→ Task prompt
Copy out all lines in the data below containing the string "Odoo".

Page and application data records
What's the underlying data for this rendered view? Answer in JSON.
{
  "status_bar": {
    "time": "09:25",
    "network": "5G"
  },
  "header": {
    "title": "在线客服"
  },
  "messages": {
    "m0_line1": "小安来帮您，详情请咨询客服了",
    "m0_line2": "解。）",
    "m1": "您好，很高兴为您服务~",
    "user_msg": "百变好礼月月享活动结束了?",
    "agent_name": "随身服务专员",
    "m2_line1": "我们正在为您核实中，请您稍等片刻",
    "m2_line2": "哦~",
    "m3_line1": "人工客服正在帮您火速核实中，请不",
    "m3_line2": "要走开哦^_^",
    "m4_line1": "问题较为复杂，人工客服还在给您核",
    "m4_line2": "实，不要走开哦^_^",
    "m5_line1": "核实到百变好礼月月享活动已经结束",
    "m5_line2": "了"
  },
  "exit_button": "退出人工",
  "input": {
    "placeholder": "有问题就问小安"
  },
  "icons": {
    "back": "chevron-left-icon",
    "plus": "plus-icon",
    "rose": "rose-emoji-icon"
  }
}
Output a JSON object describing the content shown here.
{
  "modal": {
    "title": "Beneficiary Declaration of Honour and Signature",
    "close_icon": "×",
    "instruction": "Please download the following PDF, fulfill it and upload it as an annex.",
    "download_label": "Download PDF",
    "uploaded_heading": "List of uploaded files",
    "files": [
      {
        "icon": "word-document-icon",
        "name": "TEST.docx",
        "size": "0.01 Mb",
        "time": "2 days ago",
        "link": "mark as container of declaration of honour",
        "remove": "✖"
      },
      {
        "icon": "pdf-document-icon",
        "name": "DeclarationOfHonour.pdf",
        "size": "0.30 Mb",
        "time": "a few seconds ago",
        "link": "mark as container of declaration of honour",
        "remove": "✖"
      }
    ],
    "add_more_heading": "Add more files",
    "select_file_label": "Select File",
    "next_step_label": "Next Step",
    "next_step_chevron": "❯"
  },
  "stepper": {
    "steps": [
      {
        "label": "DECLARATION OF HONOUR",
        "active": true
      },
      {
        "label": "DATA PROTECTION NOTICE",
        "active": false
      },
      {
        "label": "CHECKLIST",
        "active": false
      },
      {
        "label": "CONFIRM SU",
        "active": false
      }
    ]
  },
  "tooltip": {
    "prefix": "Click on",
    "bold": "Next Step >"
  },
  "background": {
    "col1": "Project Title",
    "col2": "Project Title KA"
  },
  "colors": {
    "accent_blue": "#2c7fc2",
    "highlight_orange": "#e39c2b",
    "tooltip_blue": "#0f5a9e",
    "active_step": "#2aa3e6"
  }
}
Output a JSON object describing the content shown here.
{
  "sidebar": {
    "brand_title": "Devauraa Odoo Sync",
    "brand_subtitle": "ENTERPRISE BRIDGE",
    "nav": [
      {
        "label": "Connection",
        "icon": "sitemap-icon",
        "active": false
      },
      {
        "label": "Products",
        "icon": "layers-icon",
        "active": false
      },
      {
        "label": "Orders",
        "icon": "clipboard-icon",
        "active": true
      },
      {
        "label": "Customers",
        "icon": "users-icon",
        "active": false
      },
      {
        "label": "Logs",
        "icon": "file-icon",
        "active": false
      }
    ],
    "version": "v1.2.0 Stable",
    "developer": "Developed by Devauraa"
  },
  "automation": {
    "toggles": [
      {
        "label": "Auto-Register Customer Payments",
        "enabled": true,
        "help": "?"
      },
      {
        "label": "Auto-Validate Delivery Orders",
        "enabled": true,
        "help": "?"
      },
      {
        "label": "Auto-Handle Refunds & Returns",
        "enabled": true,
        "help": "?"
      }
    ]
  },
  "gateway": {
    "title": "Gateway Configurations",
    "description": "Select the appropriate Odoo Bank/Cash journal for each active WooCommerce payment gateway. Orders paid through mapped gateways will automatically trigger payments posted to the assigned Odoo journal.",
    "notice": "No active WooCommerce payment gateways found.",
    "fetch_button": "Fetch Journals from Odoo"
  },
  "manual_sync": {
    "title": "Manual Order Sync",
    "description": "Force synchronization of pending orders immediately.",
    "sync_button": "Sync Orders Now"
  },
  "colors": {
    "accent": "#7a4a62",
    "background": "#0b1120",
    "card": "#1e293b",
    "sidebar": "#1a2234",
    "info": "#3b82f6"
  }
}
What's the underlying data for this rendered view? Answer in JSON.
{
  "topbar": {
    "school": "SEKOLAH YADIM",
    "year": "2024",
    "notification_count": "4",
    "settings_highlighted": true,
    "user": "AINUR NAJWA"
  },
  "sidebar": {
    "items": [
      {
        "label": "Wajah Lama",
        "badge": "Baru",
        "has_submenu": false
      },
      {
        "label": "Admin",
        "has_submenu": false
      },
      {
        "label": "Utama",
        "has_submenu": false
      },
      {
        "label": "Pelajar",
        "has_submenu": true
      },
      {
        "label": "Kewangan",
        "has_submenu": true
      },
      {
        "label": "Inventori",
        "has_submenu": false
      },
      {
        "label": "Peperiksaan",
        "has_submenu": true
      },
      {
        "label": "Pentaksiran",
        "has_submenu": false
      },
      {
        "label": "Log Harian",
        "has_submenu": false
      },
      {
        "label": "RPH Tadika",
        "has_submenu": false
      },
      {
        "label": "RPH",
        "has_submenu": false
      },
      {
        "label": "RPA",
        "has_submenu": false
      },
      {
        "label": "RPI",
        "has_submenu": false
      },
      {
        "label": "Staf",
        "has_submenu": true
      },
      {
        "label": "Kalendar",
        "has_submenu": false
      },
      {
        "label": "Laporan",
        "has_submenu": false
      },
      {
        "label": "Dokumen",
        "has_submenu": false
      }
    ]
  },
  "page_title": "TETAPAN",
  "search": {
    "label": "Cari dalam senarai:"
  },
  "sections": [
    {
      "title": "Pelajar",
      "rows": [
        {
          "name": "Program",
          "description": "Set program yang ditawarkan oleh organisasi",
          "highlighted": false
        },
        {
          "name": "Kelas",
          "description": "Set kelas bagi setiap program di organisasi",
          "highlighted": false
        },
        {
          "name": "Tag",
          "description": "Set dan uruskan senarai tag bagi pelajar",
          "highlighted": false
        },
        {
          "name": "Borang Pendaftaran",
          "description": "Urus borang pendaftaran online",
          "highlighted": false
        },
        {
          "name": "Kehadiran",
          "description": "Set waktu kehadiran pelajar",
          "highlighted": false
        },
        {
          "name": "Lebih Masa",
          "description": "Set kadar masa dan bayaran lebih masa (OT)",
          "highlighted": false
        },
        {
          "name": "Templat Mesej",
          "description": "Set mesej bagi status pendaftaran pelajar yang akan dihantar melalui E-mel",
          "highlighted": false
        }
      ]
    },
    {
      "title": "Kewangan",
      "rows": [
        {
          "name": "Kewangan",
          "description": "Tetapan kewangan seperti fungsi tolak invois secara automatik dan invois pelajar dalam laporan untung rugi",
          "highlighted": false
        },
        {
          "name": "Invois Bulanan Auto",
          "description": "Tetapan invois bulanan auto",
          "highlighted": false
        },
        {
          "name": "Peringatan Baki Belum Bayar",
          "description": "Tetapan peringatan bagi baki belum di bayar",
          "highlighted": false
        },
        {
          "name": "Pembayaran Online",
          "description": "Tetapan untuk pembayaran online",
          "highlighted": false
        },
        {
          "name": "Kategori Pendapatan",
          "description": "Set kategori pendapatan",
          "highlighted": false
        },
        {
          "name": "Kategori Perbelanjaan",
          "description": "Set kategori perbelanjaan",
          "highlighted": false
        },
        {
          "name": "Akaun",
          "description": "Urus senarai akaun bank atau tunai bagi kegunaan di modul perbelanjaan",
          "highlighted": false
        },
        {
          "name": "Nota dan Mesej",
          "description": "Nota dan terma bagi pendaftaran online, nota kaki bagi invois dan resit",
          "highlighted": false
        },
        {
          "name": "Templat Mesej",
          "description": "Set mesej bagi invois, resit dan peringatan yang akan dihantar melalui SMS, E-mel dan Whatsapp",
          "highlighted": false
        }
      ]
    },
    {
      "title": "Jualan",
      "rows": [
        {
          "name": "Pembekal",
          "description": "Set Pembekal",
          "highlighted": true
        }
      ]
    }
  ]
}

→ Solution to this exercise
    "brand_title": "Devauraa Odoo Sync",
    "description": "Select the appropriate Odoo Bank/Cash journal for each active WooCommerce payment gateway. Orders paid through mapped gateways will automatically trigger payments posted to the assigned Odoo journal.",
    "fetch_button": "Fetch Journals from Odoo"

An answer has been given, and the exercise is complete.